**EXERCISE DIRECTIONS**
Look through the records and copy each line that has "this" in it.

Items from a data source
* * * * *
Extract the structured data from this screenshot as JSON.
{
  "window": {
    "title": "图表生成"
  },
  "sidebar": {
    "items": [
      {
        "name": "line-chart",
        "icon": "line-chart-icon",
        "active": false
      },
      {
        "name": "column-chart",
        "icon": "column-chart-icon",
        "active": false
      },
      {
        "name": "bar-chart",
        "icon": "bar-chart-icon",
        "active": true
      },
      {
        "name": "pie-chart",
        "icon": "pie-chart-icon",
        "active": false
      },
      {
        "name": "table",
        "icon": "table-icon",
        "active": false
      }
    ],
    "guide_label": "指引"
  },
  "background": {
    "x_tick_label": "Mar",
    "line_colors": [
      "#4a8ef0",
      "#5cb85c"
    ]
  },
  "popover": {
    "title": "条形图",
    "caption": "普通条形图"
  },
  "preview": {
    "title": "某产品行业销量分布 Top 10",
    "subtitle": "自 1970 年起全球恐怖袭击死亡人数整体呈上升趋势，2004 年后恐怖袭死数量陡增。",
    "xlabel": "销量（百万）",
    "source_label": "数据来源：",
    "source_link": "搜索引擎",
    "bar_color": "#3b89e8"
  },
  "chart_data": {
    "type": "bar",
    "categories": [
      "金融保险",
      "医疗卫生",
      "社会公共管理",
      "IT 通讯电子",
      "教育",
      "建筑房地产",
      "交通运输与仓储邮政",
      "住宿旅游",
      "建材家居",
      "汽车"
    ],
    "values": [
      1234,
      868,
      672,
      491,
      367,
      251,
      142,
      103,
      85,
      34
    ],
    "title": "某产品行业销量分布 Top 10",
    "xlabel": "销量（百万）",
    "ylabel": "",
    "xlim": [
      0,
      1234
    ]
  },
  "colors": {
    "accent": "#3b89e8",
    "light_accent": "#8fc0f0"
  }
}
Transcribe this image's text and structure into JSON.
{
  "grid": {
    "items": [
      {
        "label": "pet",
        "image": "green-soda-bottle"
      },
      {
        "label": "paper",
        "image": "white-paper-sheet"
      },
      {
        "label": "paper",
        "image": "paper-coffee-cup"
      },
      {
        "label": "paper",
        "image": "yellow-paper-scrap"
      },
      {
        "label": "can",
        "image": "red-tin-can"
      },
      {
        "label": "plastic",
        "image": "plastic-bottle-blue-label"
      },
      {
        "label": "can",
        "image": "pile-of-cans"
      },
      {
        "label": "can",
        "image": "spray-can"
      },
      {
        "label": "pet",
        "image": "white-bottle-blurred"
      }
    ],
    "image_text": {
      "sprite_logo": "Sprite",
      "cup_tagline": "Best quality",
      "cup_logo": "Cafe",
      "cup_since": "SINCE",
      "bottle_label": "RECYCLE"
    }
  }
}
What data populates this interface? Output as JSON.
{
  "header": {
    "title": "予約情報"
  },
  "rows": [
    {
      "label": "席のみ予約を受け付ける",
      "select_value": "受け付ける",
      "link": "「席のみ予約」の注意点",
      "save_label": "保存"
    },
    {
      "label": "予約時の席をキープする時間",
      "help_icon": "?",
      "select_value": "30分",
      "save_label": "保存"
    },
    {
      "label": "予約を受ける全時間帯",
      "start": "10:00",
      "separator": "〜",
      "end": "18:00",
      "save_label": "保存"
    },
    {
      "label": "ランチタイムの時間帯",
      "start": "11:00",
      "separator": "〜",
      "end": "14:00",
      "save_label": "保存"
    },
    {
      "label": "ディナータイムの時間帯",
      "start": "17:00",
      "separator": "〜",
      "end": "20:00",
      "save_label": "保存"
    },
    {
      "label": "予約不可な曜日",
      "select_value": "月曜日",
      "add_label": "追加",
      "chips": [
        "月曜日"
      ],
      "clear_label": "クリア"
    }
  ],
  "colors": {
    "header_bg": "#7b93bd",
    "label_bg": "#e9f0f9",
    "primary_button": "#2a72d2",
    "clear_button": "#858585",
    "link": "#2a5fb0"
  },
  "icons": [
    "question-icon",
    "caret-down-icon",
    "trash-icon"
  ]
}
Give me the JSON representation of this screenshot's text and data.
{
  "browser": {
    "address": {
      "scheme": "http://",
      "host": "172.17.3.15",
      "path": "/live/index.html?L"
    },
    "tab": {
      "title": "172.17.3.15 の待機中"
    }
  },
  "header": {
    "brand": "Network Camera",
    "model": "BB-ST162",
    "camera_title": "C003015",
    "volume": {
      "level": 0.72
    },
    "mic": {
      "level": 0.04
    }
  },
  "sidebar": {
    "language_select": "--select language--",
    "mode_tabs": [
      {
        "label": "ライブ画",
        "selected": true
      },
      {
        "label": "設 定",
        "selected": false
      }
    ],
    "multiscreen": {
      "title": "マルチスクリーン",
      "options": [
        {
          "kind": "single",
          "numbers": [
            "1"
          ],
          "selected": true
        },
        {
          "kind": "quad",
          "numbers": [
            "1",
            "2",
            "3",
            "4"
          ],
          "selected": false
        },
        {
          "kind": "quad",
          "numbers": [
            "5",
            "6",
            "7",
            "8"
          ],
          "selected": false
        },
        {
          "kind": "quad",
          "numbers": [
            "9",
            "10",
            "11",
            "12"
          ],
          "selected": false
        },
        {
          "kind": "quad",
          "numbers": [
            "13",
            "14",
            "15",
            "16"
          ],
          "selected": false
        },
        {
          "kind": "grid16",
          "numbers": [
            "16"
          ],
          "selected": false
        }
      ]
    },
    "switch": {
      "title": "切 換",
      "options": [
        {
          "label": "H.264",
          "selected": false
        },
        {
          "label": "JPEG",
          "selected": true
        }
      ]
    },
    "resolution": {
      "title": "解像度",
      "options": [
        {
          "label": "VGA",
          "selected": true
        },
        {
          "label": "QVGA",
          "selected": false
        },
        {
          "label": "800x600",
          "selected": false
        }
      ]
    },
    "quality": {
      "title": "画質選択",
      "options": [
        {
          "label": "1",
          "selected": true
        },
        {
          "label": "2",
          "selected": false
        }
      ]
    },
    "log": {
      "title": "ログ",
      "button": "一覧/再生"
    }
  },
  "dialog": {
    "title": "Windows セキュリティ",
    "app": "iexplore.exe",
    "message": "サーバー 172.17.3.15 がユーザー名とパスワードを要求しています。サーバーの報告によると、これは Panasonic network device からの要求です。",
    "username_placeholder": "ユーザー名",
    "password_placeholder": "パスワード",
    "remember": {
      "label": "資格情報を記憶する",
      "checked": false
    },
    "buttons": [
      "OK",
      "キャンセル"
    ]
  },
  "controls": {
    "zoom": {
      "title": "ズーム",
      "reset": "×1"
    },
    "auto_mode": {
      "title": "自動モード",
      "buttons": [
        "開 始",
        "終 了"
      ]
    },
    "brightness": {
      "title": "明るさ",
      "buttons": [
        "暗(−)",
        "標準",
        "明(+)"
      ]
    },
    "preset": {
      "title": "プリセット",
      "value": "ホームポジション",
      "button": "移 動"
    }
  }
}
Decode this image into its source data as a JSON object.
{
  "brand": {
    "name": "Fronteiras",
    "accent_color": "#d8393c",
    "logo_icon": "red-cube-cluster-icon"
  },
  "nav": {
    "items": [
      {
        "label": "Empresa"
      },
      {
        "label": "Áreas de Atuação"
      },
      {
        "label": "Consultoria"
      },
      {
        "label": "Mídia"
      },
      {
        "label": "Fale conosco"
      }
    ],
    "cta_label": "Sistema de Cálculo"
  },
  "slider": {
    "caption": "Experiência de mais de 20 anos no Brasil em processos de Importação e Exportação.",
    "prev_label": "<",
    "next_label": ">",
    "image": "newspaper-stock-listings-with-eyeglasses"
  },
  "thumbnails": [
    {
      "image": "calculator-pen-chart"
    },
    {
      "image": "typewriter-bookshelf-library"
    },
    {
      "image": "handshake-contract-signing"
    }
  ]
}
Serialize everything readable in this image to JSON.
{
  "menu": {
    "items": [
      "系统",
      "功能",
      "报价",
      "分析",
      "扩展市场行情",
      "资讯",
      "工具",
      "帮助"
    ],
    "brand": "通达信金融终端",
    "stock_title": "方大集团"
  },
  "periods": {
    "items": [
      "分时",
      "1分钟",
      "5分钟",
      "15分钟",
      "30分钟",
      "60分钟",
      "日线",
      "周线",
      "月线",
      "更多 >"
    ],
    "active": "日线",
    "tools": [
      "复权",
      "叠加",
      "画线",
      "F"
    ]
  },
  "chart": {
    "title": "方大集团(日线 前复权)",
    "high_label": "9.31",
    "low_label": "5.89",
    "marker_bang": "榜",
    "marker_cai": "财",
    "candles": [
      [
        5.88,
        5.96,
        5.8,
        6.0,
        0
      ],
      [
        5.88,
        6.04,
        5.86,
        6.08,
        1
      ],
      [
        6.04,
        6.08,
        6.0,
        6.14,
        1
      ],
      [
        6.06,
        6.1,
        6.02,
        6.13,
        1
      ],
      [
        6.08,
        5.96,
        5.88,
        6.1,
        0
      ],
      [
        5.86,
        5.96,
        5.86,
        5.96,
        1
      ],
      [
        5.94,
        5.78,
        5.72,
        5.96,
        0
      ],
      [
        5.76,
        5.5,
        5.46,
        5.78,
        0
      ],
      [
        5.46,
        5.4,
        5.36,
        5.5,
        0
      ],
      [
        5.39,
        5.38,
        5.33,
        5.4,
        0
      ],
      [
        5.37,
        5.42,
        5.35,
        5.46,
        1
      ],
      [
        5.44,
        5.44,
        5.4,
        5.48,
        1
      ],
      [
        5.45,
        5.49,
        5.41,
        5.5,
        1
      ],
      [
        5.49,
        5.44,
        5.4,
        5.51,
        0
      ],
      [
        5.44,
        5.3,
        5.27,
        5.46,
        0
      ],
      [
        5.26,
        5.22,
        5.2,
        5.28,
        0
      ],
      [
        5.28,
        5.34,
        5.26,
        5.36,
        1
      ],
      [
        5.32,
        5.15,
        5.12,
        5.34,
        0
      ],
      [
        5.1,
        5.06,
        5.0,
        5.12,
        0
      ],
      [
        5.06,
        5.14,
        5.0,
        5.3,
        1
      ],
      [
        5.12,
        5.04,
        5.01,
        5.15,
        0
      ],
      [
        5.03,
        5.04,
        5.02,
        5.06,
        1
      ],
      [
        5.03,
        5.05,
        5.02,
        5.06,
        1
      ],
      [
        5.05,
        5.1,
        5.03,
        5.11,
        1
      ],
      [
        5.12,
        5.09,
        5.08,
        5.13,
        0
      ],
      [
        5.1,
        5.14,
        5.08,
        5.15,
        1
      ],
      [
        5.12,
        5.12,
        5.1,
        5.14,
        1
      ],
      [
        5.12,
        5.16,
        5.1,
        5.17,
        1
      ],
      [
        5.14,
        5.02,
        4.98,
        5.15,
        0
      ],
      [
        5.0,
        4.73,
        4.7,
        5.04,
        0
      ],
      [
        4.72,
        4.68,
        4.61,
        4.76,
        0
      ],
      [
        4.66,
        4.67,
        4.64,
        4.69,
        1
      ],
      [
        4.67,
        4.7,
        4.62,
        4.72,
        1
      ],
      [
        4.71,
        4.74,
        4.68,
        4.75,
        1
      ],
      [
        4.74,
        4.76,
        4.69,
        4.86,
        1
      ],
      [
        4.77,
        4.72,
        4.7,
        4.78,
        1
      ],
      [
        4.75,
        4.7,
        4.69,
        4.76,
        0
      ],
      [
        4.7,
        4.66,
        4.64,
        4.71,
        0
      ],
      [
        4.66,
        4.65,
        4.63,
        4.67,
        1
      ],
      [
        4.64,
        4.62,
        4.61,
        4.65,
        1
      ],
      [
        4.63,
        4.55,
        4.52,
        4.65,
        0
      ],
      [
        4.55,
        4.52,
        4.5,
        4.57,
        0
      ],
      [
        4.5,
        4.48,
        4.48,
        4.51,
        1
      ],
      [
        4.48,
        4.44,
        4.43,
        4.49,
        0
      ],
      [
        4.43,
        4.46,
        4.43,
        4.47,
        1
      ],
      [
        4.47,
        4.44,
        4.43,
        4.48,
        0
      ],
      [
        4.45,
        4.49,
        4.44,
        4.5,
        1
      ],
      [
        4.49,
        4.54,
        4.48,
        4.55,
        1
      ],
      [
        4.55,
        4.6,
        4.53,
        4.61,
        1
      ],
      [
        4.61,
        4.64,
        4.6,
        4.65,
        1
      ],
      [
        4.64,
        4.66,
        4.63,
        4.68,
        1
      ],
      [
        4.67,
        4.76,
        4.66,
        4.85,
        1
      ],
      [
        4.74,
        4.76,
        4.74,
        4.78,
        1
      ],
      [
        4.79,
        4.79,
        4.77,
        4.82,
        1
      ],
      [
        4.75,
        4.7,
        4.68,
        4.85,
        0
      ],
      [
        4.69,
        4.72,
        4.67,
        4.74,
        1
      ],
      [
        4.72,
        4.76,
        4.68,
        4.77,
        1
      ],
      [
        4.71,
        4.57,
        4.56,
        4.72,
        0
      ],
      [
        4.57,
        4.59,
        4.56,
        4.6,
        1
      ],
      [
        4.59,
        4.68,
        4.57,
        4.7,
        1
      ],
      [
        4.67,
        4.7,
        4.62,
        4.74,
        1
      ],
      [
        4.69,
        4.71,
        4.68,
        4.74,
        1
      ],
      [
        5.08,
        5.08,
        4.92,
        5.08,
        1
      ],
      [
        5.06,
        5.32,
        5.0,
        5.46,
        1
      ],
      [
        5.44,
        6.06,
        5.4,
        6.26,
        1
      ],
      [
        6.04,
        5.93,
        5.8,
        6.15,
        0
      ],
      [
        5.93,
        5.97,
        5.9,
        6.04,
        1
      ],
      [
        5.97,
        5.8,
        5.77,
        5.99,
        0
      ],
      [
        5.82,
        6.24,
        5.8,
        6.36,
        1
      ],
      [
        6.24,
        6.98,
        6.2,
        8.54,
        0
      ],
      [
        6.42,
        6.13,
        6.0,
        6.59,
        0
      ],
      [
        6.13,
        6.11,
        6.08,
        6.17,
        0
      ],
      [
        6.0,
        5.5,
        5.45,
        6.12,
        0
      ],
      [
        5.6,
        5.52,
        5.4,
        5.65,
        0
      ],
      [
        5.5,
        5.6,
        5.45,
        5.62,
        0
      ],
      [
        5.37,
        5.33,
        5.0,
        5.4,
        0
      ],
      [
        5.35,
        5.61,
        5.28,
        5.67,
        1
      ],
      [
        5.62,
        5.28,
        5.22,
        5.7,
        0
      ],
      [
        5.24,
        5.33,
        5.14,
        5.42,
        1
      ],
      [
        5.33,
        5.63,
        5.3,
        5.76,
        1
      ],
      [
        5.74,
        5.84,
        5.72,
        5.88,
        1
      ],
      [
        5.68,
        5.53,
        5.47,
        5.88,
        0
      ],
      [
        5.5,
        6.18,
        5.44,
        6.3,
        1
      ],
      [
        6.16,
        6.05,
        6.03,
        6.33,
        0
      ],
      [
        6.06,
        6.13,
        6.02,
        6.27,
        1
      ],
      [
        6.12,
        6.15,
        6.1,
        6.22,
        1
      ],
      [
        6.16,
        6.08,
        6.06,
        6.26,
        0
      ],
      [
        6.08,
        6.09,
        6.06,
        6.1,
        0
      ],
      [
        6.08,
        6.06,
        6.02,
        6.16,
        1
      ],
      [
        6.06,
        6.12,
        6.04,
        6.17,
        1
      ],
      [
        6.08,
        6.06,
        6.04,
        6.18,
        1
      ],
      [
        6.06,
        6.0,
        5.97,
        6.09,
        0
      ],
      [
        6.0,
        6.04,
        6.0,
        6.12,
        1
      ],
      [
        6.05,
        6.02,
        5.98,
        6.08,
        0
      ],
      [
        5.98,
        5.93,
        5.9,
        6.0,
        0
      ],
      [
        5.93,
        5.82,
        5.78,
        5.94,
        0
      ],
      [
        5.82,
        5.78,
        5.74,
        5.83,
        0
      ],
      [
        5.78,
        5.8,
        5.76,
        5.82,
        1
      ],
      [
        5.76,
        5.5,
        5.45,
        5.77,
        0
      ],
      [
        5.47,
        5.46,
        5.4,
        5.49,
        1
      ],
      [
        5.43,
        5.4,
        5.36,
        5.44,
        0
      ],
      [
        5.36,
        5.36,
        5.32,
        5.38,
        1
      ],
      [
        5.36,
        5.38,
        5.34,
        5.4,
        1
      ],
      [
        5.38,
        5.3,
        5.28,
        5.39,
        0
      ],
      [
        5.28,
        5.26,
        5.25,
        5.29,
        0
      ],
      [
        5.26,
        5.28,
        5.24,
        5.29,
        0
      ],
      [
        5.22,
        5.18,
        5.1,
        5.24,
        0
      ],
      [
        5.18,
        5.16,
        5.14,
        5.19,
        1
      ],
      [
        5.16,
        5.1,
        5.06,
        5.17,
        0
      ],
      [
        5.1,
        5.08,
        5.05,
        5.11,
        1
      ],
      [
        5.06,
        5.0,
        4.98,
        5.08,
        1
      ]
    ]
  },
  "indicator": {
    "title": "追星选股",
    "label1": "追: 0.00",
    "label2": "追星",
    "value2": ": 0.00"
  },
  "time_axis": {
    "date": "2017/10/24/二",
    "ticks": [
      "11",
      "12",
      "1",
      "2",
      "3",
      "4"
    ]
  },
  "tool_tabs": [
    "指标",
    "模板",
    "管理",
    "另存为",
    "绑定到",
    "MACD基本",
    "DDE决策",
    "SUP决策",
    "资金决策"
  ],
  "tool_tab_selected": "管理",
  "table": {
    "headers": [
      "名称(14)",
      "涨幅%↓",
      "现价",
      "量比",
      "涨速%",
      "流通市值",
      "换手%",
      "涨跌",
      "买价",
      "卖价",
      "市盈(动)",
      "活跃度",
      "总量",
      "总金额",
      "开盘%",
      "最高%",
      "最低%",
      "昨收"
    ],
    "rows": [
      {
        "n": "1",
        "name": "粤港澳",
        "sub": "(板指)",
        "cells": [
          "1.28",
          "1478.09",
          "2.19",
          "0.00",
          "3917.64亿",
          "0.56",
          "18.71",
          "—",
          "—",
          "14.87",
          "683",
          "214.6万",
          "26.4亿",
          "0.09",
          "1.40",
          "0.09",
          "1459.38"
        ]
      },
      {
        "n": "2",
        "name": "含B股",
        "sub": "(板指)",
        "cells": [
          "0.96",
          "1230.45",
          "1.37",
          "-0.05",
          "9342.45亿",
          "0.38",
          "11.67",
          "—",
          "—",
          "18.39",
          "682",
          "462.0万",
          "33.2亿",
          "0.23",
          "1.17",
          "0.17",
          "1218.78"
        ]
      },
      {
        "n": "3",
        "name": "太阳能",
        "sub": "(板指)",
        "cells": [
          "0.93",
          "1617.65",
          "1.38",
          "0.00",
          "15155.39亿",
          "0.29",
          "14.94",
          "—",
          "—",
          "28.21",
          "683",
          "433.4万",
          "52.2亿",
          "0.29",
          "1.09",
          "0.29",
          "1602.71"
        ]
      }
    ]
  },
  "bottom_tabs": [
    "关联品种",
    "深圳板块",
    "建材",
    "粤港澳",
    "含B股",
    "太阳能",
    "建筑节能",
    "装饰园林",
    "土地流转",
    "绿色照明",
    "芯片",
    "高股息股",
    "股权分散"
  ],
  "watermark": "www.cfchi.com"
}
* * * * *
**EXERCISE RESPONSE**
Extract the structured data from this screenshot as JSON.
Transcribe this image's text and structure into JSON.
What data populates this interface? Output as JSON.
Give me the JSON representation of this screenshot's text and data.
Decode this image into its source data as a JSON object.
Serialize everything readable in this image to JSON.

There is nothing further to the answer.